Dungeon Punks is the latest attempt at side-scrolling brawlers on the PS Vita and on the whole the game is a fun addition to the genre. You take a team of three to six fighters to tackle dungeons filled with all kinds of nasties, complete side quests and beat the dungeon boss, rinse and repeat.
At the beginning of the game you select one of six characters, each with their own specialities and skills; for example the red dwarf favours strong melee attacks whereas the tempest knight favours more magical attacks. Don’t worry too much about your starting character as you’ll quickly unlock the rest and can freely switch between them throughout the game. This isn’t a game about meaningful decisions so don’t expect to lose any sleep over how to upgrade your characters or which ones to unlock first.
The gameplay is straightforward enough, you move your characters through the 2D environment utilising basic attacks and skills to kill the enemies in your way. There are three of your party in battle at any one time and you can switch between any of the characters at any time. Each character has access to basic melee attacks and a small selection of spells that are specific to each character. Thankfully each character is pretty unique which helps with the variety in combat, one party member may be able to summon apparitions which freeze the enemy in place whilst another can summon forth pillars of flame in front of them. Each move has its own effects though you’ll never really feel the need to strategize which moves to utilise which is disappointing.
One of the touted features of this game is the ability to tag in your other party members to build up combos, it works easily enough a simple tap of the circle button switches in your off-screen party member, all the time a character is off screen they build up magic so they can unleash spells etc. when they jump back into action. Again there never really felt a time that switching in another character strategically benefitted me over continuing to use my current character other than for the sake of mixing it up.
Part of this comes down to how the combat feels, with only one basic attack button you won’t find yourself stringing together any fancy combos, and each attack feels slow in an almost clunky way.
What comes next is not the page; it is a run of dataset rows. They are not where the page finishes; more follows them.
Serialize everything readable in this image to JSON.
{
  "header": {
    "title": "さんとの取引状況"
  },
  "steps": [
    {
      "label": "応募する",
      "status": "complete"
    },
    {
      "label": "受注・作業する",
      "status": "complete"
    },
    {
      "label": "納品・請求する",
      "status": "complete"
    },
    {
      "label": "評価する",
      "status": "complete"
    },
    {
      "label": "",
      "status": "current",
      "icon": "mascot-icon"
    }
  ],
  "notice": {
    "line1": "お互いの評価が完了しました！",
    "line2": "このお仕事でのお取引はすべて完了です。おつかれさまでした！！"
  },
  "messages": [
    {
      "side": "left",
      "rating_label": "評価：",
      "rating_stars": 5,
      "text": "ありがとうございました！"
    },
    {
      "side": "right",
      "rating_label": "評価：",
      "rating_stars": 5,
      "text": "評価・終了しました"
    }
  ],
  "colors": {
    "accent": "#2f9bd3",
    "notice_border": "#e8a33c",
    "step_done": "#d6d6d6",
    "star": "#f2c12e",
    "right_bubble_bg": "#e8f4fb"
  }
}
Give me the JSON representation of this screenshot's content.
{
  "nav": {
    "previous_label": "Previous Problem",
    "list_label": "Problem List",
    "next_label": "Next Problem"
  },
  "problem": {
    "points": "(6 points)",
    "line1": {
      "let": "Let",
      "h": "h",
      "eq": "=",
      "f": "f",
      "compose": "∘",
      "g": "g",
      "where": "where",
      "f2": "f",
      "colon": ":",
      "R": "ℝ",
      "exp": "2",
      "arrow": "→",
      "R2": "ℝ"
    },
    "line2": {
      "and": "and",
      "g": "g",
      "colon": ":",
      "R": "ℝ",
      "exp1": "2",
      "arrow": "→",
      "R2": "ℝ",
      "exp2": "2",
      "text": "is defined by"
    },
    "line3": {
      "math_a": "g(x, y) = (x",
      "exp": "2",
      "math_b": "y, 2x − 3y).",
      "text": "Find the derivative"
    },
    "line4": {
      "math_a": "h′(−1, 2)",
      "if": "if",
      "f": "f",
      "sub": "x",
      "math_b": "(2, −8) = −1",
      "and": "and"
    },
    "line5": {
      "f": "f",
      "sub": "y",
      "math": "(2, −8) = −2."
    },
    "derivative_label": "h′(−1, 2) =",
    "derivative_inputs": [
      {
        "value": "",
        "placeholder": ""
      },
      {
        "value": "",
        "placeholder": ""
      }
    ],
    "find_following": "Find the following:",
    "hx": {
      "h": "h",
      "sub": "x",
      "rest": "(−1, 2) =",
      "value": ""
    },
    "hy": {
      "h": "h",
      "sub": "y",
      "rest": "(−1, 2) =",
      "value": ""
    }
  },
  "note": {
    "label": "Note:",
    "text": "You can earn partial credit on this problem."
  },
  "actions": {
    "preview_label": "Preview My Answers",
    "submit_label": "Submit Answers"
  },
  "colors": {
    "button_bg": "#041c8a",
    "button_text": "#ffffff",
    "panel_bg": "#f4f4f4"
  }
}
As such the combat just doesn’t feel as satisfying as it could, not helping this is the control scheme, not awful by any means but a little unorthodox. Movement by default is mapped to the d-pad with the left stick disabled (You can enable it in the options), attacks are on the X button and square is used to utilise magic attacks alongside a directional input. To pick items up on the battlefield you have to press the attack button which causes all kinds of frustration when you desperately need that health potion that dropped mid fight. It’s workable but definitely required adjustment.
Onto the game flow, as you start each dungeon you’ll organise your party into three groups of up to two characters per group. Then you’ll fight your way through the various rooms of the dungeon filled with enemies and traps, often finding an NPC part way through that will give you a side quest – these are optional but can give you some much needed experience and gold so there’s no reason to miss them. Each dungeon will have exits throughout where you can escape if you begin running low on health, these will be used often as having your party wipeout means less experience earned, thankfully they were placed frequently enough that dungeons were not too punishing but also the game never became risk free. A dungeon is complete once you beat the boss of said dungeon, once finished you get sent back to the ship where you can buy more gear, upgrade your characters and so on. Don’t expect to clear every dungeon first time, it is expected that you’ll need to retry a dungeon with more experience and better gear so don’t be afraid to explore the level and retreat when you’re running low on health.
Upgrading your characters is relatively shallow with only a small pool of spells to unlock and upgrade in a very linear fashion. Gearing your character up offers slightly more variety in how you want your character to play though even this is limited to a few stats such as trading off attack power for speed etc. Though the RPG elements are perhaps disappointingly light they certainly help elevate the gameplay from a standard brawler.
The games visuals hold up really well on the Vita, thanks in part to the colourful palette on display here. The enemy design is varied and interesting from giant birds to weird frowny mushrooms and the environments were more than able to back it all up. My only gripes with the presentation were to do with the UI, when going through the shop text is small and it’s difficult to decipher much at a glance, mid combat UI such as the magic bar is difficult to see how close you are to being able to use a spell, again nothing major and it’s definitely workable.
I’m also going to take this chance to mention the games writing, one of my favourite parts of this game is that it doesn’t take itself seriously at all. The story is mostly humorous poking fun at these “couriers” (definitely mercenaries) who just can’t catch a break. It’s a nice break to have a game that just wants to be fun and light-hearted not getting too bogged down in trying to tell a meaningful story.
There is plenty of content for you to get through with over twelve dungeons with side-quests plus a new game plus mode for when you finish the campaign – so you’ll have plenty to get through! As a bonus for PSTV owners you can also plug in extra controllers and play co-op or even enjoy some PvP in arenas unlocked for clearing dungeons.
So in summary Dungeon Punks is a respectable entry to the RPG brawler genre. The story is fun and light hearted, with simple gameplay. While not quite excelling in depth or intriguing mechanics the game is more than competent and definitely worth your time.